Retail sales grew at a record pace in the past three months as lockdown restrictions eased and shoppers returned to high streets, according to the latest industry data.
Total sales rose 10.4 per cent in the three months to June, the latest British Retail Consortium (BRC) monitor showed.
The research also indicated that the recovery gathered further pace in June, which saw a 13.1 per cent increase in spending.
Curbs on overseas travel meant that many people spent more on “staycations” at home or used money they would have spent on holiday for other purchases, the BRC said.
BRC chief executive Helen Dickinson said sales had been boosted by growing confidence and the “continued unleashing” of consumer demand.
“The second quarter of 2021 saw exceptional growth as the gradual unlocking of the UK economy encouraged a release of pent-up demand built up over previous lockdowns,” Ms Dickinson said.
“Fashion and footwear did well while the sun was out in the first half of June, while the start of Euro 2020 provided a boost for TVs, snack food and beer.”
Non-food stores, such as fashion and homeware retail, saw like-for-like sales jump by 47 per cent during the most recent quarter while food sales were up 7.9 per cent.
The data came as Boris Johnson confirmed that lockdown measures will end on 19 July but warned that “we cannot simply revert to life as it was before Covid”.
While retailers are expected to see a further boost in coming months as households spend savings they have accumulated during the pandemic, analysts warned that the sector still faces major problems.
Paul Martin, UK head of retail at KPMG, said: “Retailers are facing challenges on a number of fronts, particularly convincing consumers that it’s safe to shop in store as restrictions around mask wearing and social distancing come to an end.
“With travel now looking to be back on the agenda for summer and government Covid-19 support packages slowly coming to an end, retailers will be hoping that the feel-good factor from Euro 2020 and lifting of Covid restrictions will give the high street the summer boost it needs.”
Separate figures from Barclaycard showed that credit-card spending jumped 11.1 per cent last month, providing further evidence of a consumer-led recovery.
Spending in pubs was particularly strong, rising 38.1 per cent.
Raheel Ahmed, head of consumer products at Barclaycard, said: “June saw Brits flock back to pubs, bars and beer gardens to watch the football and tennis on the big screens, as the heatwave early in the month encouraged many of us to get out in the sunshine and socialise.
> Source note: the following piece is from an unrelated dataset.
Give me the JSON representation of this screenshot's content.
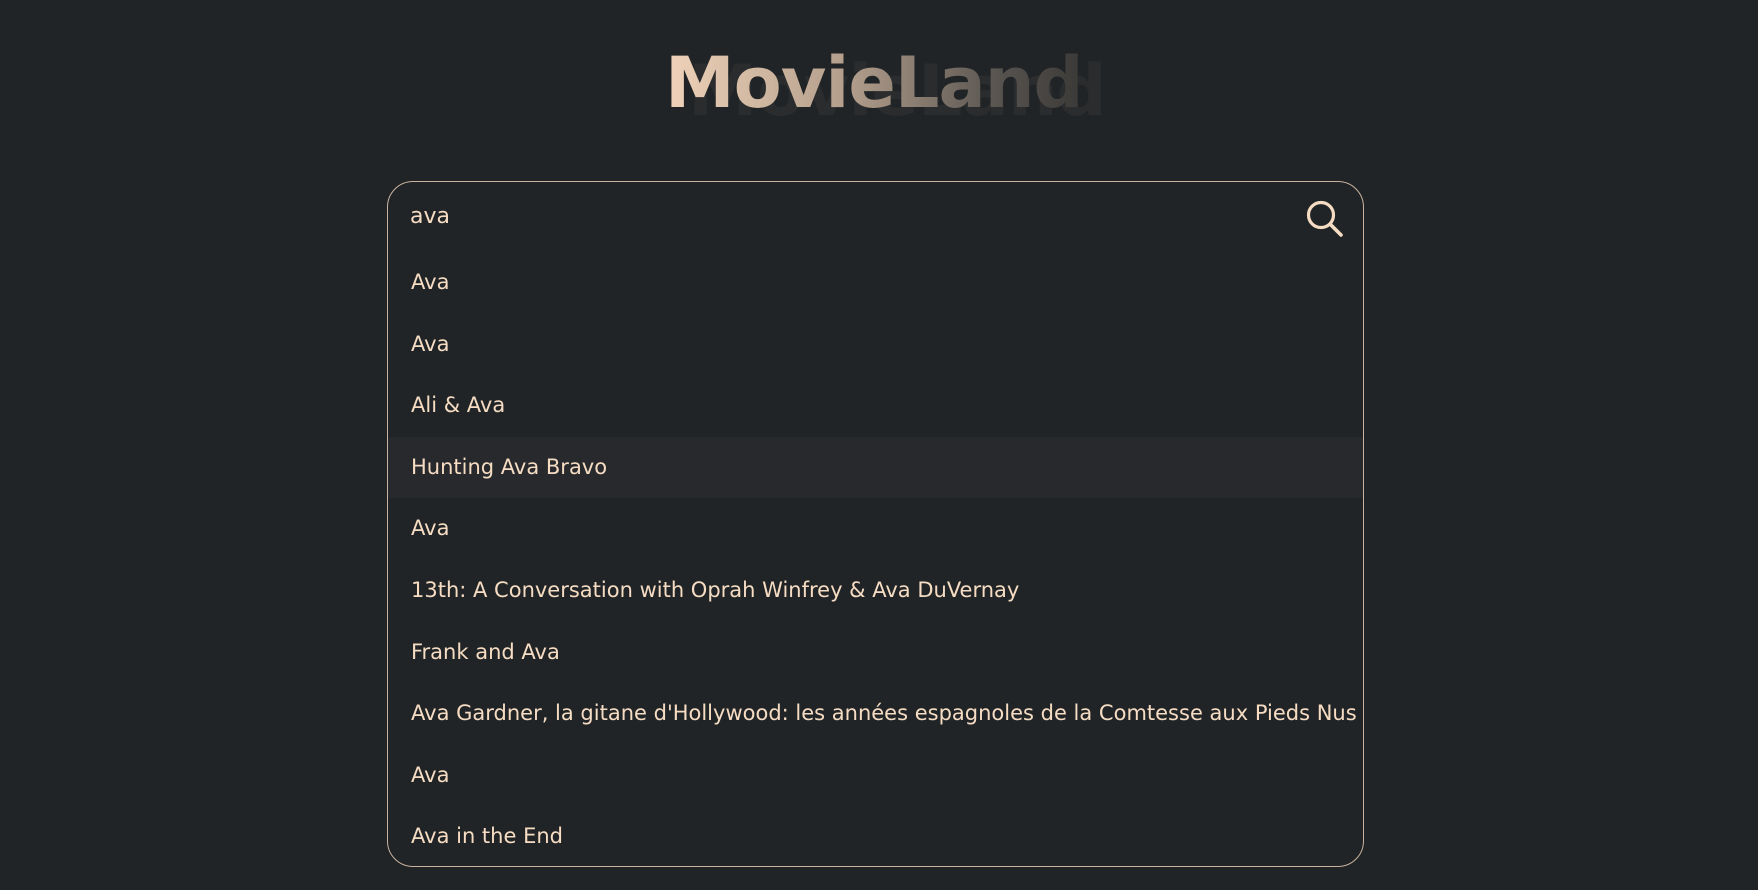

“The start of the Olympics and the expected easing of restrictions later this month should continue to lift spirits and provide more opportunities for get-togethers, whether that’s a weekend break, a meal out or to celebrate sporting victories.
“It’s great to see Brits making up for lost time over the past year.”